As was expressed in this space previously, its seems to me also that something is up in the Church that's difficult to define. I don't pretend to have a prophetic view, but I am something of an aficionado of current events. Considering those, I'm not prepared to say whether matters have been stirred by the evil one or his henchmen. However, confusion and disorder are not fruits of the Holy Spirit. While the Church always has considered herself human, meaning imperfect, it looks to me that conditions are more grave than could have been fostered by mere human fumbling.
I do know that many people of goodwill are working very hard and very prayerfully within the Church to unite the children of Adam and Eve with the heart and mind of God. They listen intently to what people are saying. They work indefatigably to respond. However much damage has been done to our collective sensibilities, our faith confirms that God's still in charge.

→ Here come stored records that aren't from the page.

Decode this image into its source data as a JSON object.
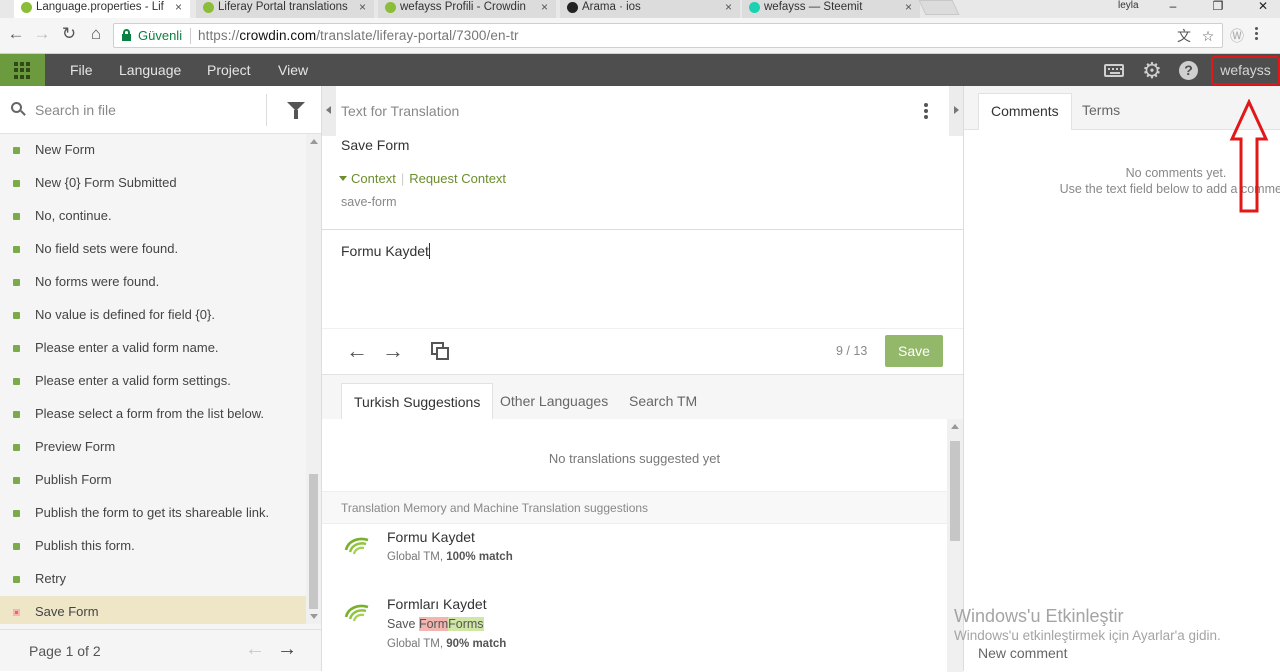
{
  "browser": {
    "tabs": [
      {
        "title": "Language.properties - Lif",
        "active": true,
        "favicon_color": "#8bbd3a"
      },
      {
        "title": "Liferay Portal translations",
        "active": false,
        "favicon_color": "#8bbd3a"
      },
      {
        "title": "wefayss Profili - Crowdin",
        "active": false,
        "favicon_color": "#8bbd3a"
      },
      {
        "title": "Arama · ios",
        "active": false,
        "favicon_color": "#222222"
      },
      {
        "title": "wefayss — Steemit",
        "active": false,
        "favicon_color": "#1bd1b1"
      }
    ],
    "tab_close_glyph": "×",
    "os_user": "leyla",
    "window_controls": {
      "minimize": "–",
      "restore": "❐",
      "close": "✕"
    },
    "secure_label": "Güvenli",
    "url": {
      "scheme": "https://",
      "host": "crowdin.com",
      "path": "/translate/liferay-portal/7300/en-tr"
    }
  },
  "toolbar": {
    "menu": [
      "File",
      "Language",
      "Project",
      "View"
    ],
    "user": "wefayss",
    "accent_color": "#6c9a3f"
  },
  "left": {
    "search_placeholder": "Search in file",
    "strings": [
      {
        "text": "New Form",
        "status": "translated"
      },
      {
        "text": "New {0} Form Submitted",
        "status": "translated"
      },
      {
        "text": "No, continue.",
        "status": "translated"
      },
      {
        "text": "No field sets were found.",
        "status": "translated"
      },
      {
        "text": "No forms were found.",
        "status": "translated"
      },
      {
        "text": "No value is defined for field {0}.",
        "status": "translated"
      },
      {
        "text": "Please enter a valid form name.",
        "status": "translated"
      },
      {
        "text": "Please enter a valid form settings.",
        "status": "translated"
      },
      {
        "text": "Please select a form from the list below.",
        "status": "translated"
      },
      {
        "text": "Preview Form",
        "status": "translated"
      },
      {
        "text": "Publish Form",
        "status": "translated"
      },
      {
        "text": "Publish the form to get its shareable link.",
        "status": "translated"
      },
      {
        "text": "Publish this form.",
        "status": "translated"
      },
      {
        "text": "Retry",
        "status": "translated"
      },
      {
        "text": "Save Form",
        "status": "untranslated",
        "selected": true
      }
    ],
    "pager": "Page 1 of 2"
  },
  "editor": {
    "heading": "Text for Translation",
    "source_text": "Save Form",
    "context_label": "Context",
    "request_context_label": "Request Context",
    "context_key": "save-form",
    "translation": "Formu Kaydet",
    "counter": "9 / 13",
    "save_label": "Save",
    "save_color": "#93b86a",
    "suggestion_tabs": [
      "Turkish Suggestions",
      "Other Languages",
      "Search TM"
    ],
    "no_suggestions": "No translations suggested yet",
    "tm_header": "Translation Memory and Machine Translation suggestions",
    "tm_results": [
      {
        "text": "Formu Kaydet",
        "source": "Global TM,",
        "match": "100% match"
      },
      {
        "text": "Formları Kaydet",
        "diff": {
          "base": "Save ",
          "removed": "Form",
          "added": "Forms"
        },
        "source": "Global TM,",
        "match": "90% match"
      }
    ]
  },
  "right": {
    "tabs": [
      "Comments",
      "Terms"
    ],
    "no_comments_line1": "No comments yet.",
    "no_comments_line2": "Use the text field below to add a comment",
    "new_comment_placeholder": "New comment"
  },
  "os_overlay": {
    "title": "Windows'u Etkinleştir",
    "subtitle": "Windows'u etkinleştirmek için Ayarlar'a gidin."
  }
}
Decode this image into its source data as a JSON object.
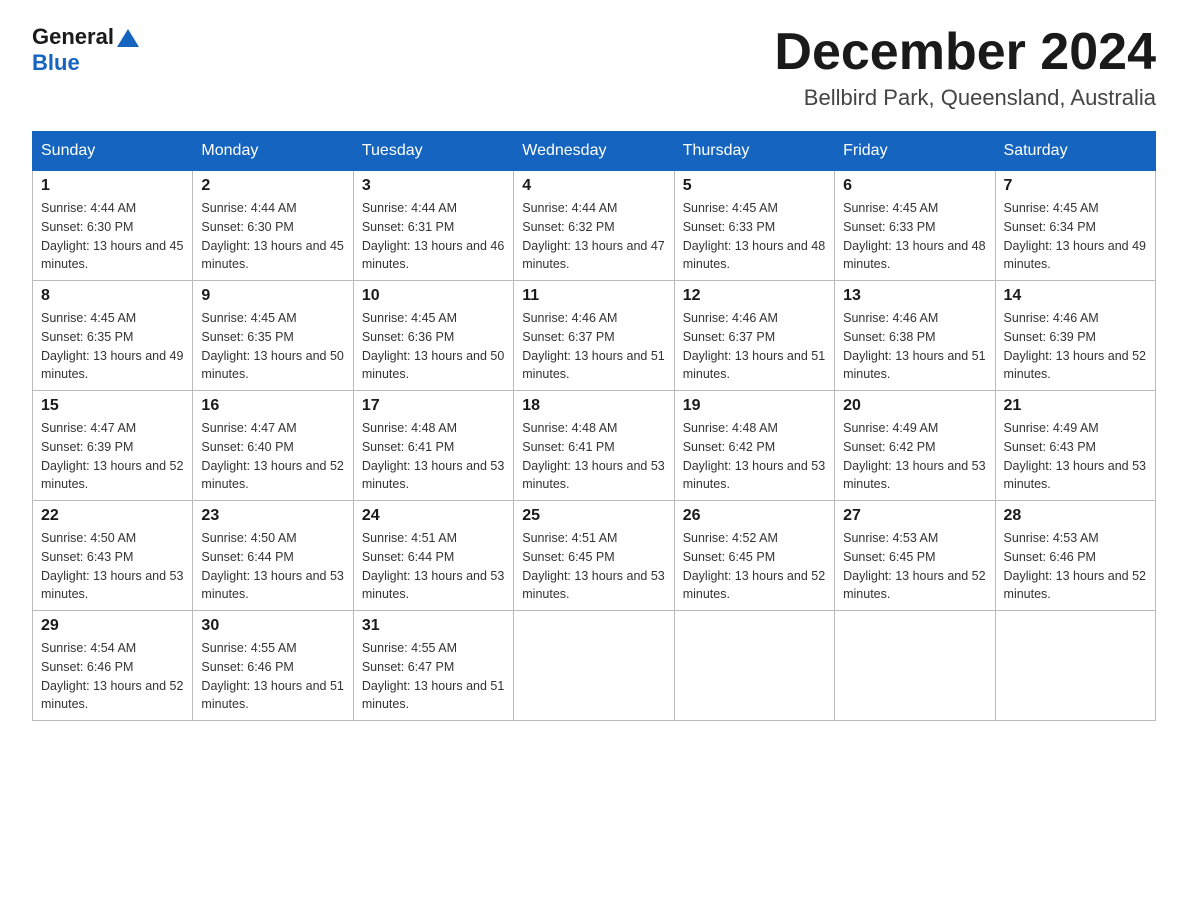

Perhaps the very struggles about us are God's winnowing fan, a call to choose sides. Far be it from me to take credit for all the evil in the world, or to accuse you of it. But I am responsible for my part in it, whether by complicity or complacency. Parents have a responsibility to teach their children; but children also are bound, at some point, to take the lessons to heart and to be obedient. I can’t stand on the fence with God. He said be holy.
It's hard to listen to prophetic voices recounting the dire circumstances of our times. Particularly nowadays, we want no part of anything “negative." Sometimes I think we believe more in the power of positive thinking than in the power of God. What's up is being "up." But if being “up" is just a smokescreen for my own secret sin, or a dead conscience, or an indifference to the needs of others; then being “up" is false and Godless and empty.
This point makes sense to me: If someone says something that offends me – shaking his finger, say, calling on sinners to repent while looking me in the eye – then one of two things is true. Either he's right or he's wrong. If my relationship with God is good, then what could unsettle me – even the perorations of some modern day John the Baptist. If, however, I'm too proud for words, and my terms with God are not good. Then perhaps I'd better heed what Jesus said: Watch out!
The Church is still the place to be, for all the faults of her own making and for the confusions abounding because of the enemy. It's better than the darkness outside or the fair-weather friendship of mammon. Inside there's still faith, there's still hope. There's still love. Yes, besides all the issues that vex our modern consciousness, the Church still teaches that the most important thing we can do is to love God.
My priest-friends from last week are right. No program is going to solve the problems that beset the Church. No program is an end in itself. But community activities just might help us to do the very thing the priests insist must happen: They may help us to pray, to repent, to get right with God.
If we were to look about one day soon and notice that, hey, people are praying, people are repenting and receiving the sacraments; they’re loving God and one another – if that were what were up, that would be okay, wouldn‘t it? Who knows, there may be some of that up right now. – T. R.
written by Thomas A. Russell
first published in the Lafayette Sunday Visitor on February 7th, 1988